Color, 1978, 78 mins 17 secs.
Directed by Stelvio Massi
Starring Maurizio Merli, Janet Agren, Ettore Manni, Chris Avram, Massimo Mirani, Mariangela Giordano
Cinestrange Extreme (Blu-ray & DVD) (Austria R0 HD/PAL), Avo Film (DVD) (Italy R2 PAL) / WS (1.85:1) (16:9)
Launched as a budget-conscious headliner at the height of the Italian cop action film wave (poliziotesschi), mustachioed Maurizio Merli has since come to embody the cult subgenre perhaps more than any other actor after his big breakthrough in 1975's Roma violenta. In quick succession he made a string of classics like Violent Naples and The Cynic, the Rat and the Fist, not to mention solid outliers like Mannaja. Merli, who would pass away very prematurely in 1989, was at the height of his cop cycle in 1978 when he made Il commissario di ferro (or The Iron Commissioner), one of the earliest of six collaborations with director Stelvio Massi, a match made in action movie heaven. With its very brief running time and smaller number of action set pieces than usual, this may not be the most epic of their films together but it still delivers a hefty amount of entertainment value with Merli in fine form as usual.
Likely taking its title from the previous year's Giuliano Gemma vehicle Il prefetto di ferro, this one kicks off on the right note with opening credits unfolding over loving shots of a movie theater showing The Swarm. Apparently delighted by their evening of killer bees, a young couple goes back to their car only to be accosted in slow motion by criminals wearing ski masks who toss them in the back of a car. It's all part of a string of kidnappings around town, and Commissioner Mariani (Merli) is on the case all the way to a nocturnal gas station shoot out that sends one thug barreling through the rollers of a car wash. Back at the office, his ex-wife, Vera (Eaten Alive's Agren), brings their son by just as a hostage plan is about to blow up at the station stemming from an arrest in Mariani's recent past. Soon it's a race against time on multiple fronts with these bad guys who mean business and aren't afraid to leave a few bodies in their wake.
Anyone expecting elaborate chase sequences and gun fights will find this a more muted affair, though you do get a fun pool hall brawl and lots of shots of Merli skulking around posing with his gun. Luckily the film never wears out its welcome and sports a strange, sometimes funky score by Lallo Gori, who scored everything from Four Times That Night to Werewolf Woman. Portions are in the usual jam family of composers like Stelvio Cipriani and Franco Micalizzi, but he also throws in some odd electronic shadings that give some nice flavor to the scenes of our hero exploring warehouses and frequently scouring the streets at night looking for culprits. On top of that the cast is peppered with some welcome familiar faces, most notably Chris Avram from Bay of Blood as the other main cop, the unforgettable Mariangela Giordano (a sleaze goddess from Burial Ground and Giallo in Venice among others), and spaghetti western and peplum staple Ettore Manni in one of his last roles. In short, it's a film that doesn't even try to upend the formula but should make Italian crime fans very happy.

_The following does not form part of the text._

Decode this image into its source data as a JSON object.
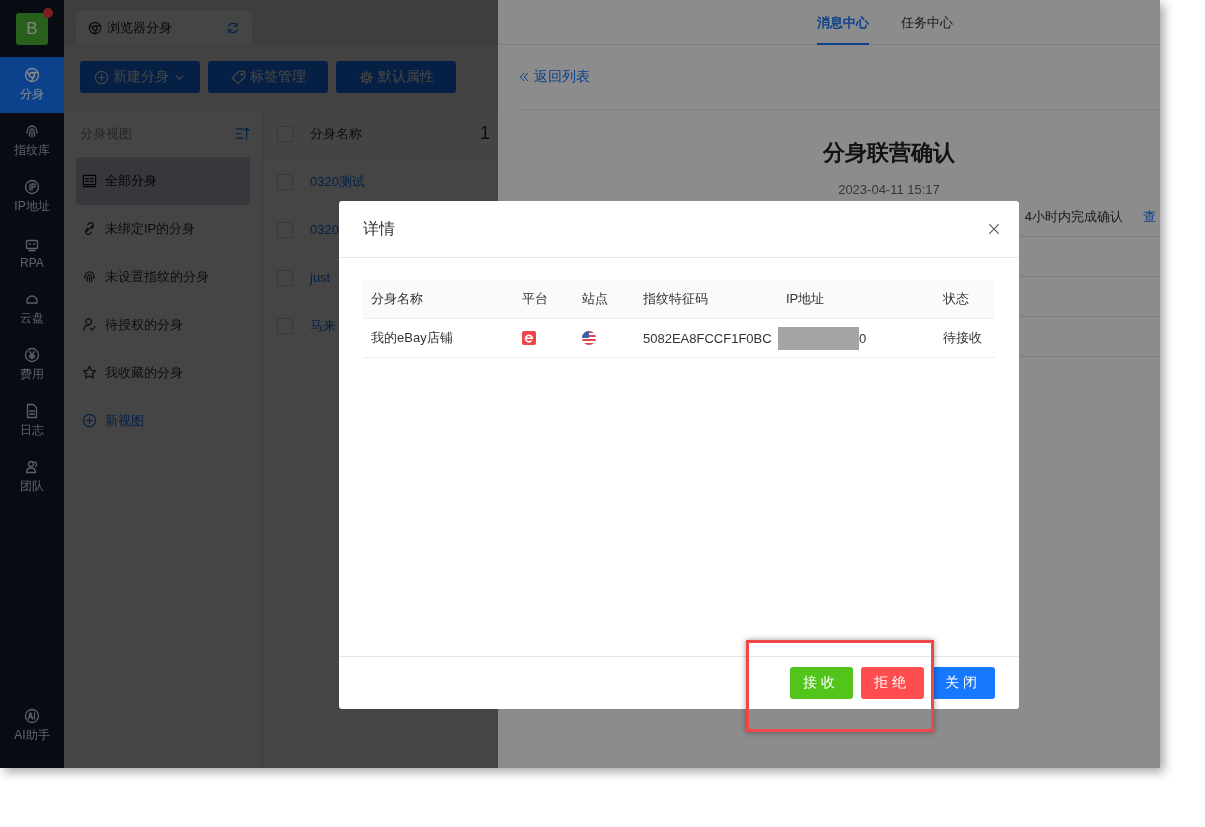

As popular as Merli's films were in Italy, he never came close to breaking through as a big star in the U.S. with this film barely shown at all outside Italy. A 2004 DVD was in Italian only but at least gave the curious a chance to see it, while the soundtrack CD actually proved to be far more easy to acquire for years. Released under the German title Kommissar Mariani - Zum Tode verurteilt, the film hit Blu-ray from Cinestrange Extreme in a limited mediabook edition with a DVD included as well. Since there isn't much precedent for this one on home video, it's easy to say this is the best way to see this film by a long shot; the appearance is modest and in keeping with what appears to be a pretty cheap and drab aesthetic, with a fairly soft filtered veneer that nevertheless jumps way past the only earlier DVD option. The German dub and the original Italian track are included (the latter featuring Merli's own voice, a rarity in most of his crime films preceding this one). Optional German and English subtitles are included, the latter very welcome even if they have a lot of odd typos ("Just tell me whereto!") and strange turns of phrase like "You're addressing reproaches!" There's also an odd translation of utterances of the film's title as "Mr. Super-Cop," which could've been a fun name had this ever gotten an English-friendly theatrical release. The biggest extra is a lengthy gallery (33m3s) playing over the entirety of the film's soundtrack, which makes for great, groovy listening on its own. In addition to the newly-created German trailer you also get two bonus ones for American Rickshaw and three for Subconscious Cruelty. The mediabook also comes with a liner notes booklet (in German) by Leonhard Elias Lemke.
Reviewed on January 16, 2019.